Garfield says he’s making lots of tough calls, because Purple’s goal is to put politics aside and put democracy front and center. And if you haven’t already gotten the reason for its name, “purple” is the color you get when you mix red and blue.
Other than being politically neutral, Garfield says Purple’s contributors only need to publish content that helps inform Americans about the history and role of our democracy and why it’s important for them to participate in it.
He says the platform simply is an organizing principle for the partners to come together under that theme and there are no explicit guidelines for how they should publish it.
“Some of it could be like ‘Schoolhouse Rock,’” Garfield explains, citing the ABC public affairs programming series aimed at educating kids about democracy. (Check out the classic “I’m Just A Bill” episode below.)
Other content might get into the weeds about the role that journalism plays in informing Americans about issues related to our democracy.
“How about where a newspaper story comes from,” Garfield explains, adding, “We could show the process by hyper-annotating a news story on a given day, or 30 such stories over 30 days, to show the process. What was included. What was excluded and why. The goal would be to disabuse myths about the role of journalism. People think they know where this stuff comes from, but often they don’t.”

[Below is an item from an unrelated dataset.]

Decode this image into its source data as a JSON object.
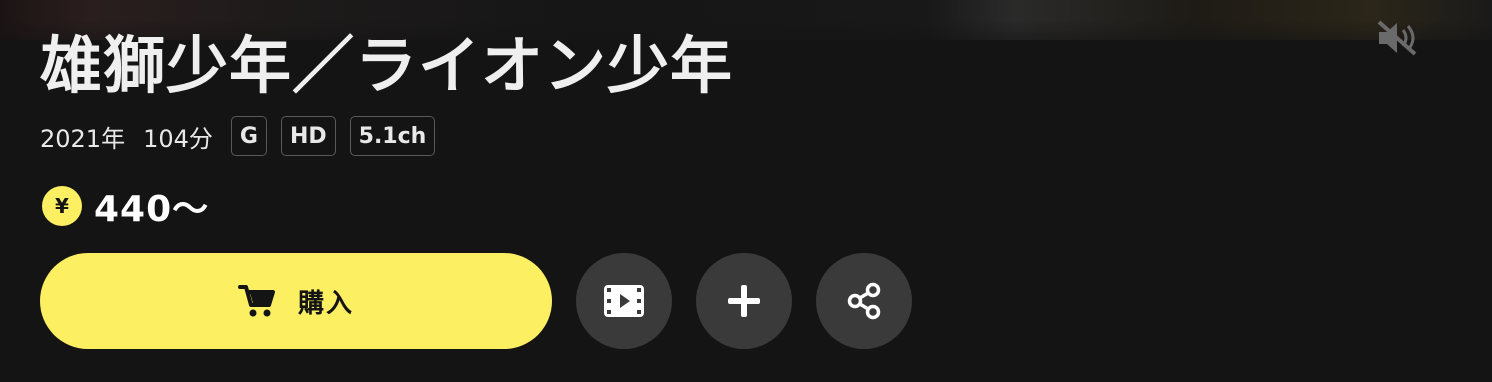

One thing you won’t see in any content carrying the Purple banner is anything published with a politically partisan perspective.
While Purple operates mainly on an honor system, participating in the platform requires goodwill from publishing partners.
It also requires a modicum of financial support from corporate sponsors and individual contributors.
“We have no money at the moment, and all of our partners are pro bono contributors,” Garfield explains, adding, “Our goal is very quickly to get corporate sponsors. It would be a relatively nominal amount of money and I think it is about as brand safe an environment as anything you want to attach your name to. There’s no liability in coming out for democracy. It’s like saying you’re for motherhood.”
While Purple’s method is purposely decentralized in terms of organizing and managing the content that gets published, Garfield says it will help redistribute its partners stories, including via social media.
In terms of KPIs, Garfield said Purple will be tracking public sentiment, including periodic polls. And of course, it will have the ultimate measure of civic involvement: how many voters turn out on Election Day.
“Presumably we’ll get higher voter turnout,” he projects, adding, “because the whole thing is to promote higher civic participation.”
He likens Purple’s strategy to the Mothers Against Drunk Driving campaign theme -- “Friends don’t let friends drive drunk” -- only in this case, friends don’t let friends not vote.